"They're easily the most improved group that we have,'' said the Eagles' fourth-year coach. "We've only given up 10 sacks, and for as much as we throw, that has to be a record low.''

The starting unit of junior center Buddy Shaw, sophomore right guard Mason Weeks, junior right tackle Zeke Snyder, seniors Matt Zimmerman and Brandon Schroeder at left tackle and left guard, respectively, and senior ends Devin Morford and Jon Ricke are the unsung heroes in Mercer County's drive to Champaign.

"You've got to appreciate the offensive line,'' said Matlick, who has benefited from his protection to complete 62 percent of his passes for 1,884 yards and 21 touchdowns with just three interceptions. "They do all the dirty work up front. They don't get much glory, but they're what makes our offense tick. They keep me safe and open the holes for our running backs.''

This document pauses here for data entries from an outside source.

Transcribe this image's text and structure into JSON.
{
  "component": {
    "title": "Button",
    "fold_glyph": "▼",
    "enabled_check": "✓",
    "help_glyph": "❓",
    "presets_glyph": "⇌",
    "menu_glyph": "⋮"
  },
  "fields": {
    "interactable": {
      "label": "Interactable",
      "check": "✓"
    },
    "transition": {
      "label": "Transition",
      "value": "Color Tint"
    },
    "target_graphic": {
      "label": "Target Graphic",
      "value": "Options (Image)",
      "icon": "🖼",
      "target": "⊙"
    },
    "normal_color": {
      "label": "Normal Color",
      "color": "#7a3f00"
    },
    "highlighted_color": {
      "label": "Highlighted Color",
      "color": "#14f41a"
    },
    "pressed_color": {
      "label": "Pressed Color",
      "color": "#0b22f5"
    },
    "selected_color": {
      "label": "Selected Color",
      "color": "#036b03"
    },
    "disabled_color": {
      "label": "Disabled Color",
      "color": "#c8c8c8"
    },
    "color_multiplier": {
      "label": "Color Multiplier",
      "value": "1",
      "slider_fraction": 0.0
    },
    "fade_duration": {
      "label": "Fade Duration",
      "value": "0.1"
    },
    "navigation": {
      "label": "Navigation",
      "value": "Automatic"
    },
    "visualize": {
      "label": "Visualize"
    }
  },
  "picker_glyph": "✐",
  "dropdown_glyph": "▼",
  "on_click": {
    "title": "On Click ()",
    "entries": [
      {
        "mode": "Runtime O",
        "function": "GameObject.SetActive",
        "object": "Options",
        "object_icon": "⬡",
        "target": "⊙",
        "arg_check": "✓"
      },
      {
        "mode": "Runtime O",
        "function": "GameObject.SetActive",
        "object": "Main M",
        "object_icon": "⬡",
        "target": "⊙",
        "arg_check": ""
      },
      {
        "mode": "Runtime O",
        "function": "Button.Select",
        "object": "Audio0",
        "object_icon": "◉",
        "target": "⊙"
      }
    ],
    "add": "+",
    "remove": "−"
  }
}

For their part, Mercer County's men in the trenches hold their signal-caller in equally high regard.

"We hold Tanner pretty high, and we want to keep him protected,'' said Zimmerman. "No dents or dings.''

Zimmerman equally agrees with his coach's assessment about the line being the most improved part of the team.

"We've improved very much,'' he said. "I think we've worked together as a unit more this season, and our communication has greatly improved. Brandon Schroeder is easily the most improved player; he's stepped up week in and week out. He's next to me on the line, so I've seen him progress from Week 1 to Week 14. He gets the job done.''

Schroeder knew that his progress would be a key in how far the Golden Eagles would go this fall after going from back-to-back second round playoff exits in 2009 and '10 to the 2A quarterfinals in '11.

"I knew I'd have to step up and improve my performance, so I could start and be where I'm at today,'' Schroeder stated. "I remember being a little kid, going down to Champaign to watch the high schoolers play in the state finals, and I've always dreamed of playing there. It's going to feel like I'm in wonderland (Friday), but I've still got to focus, do my job and play the best I can.''

And when Mercer County hits the Fighting Illini turf, the Golden Eagles' front-line crew will do their best to keep their "Cadillac'' in showroom condition one final time.

"He's our gem,'' said Schroeder. "We've got to do our job to protect Tanner and keep him safe.''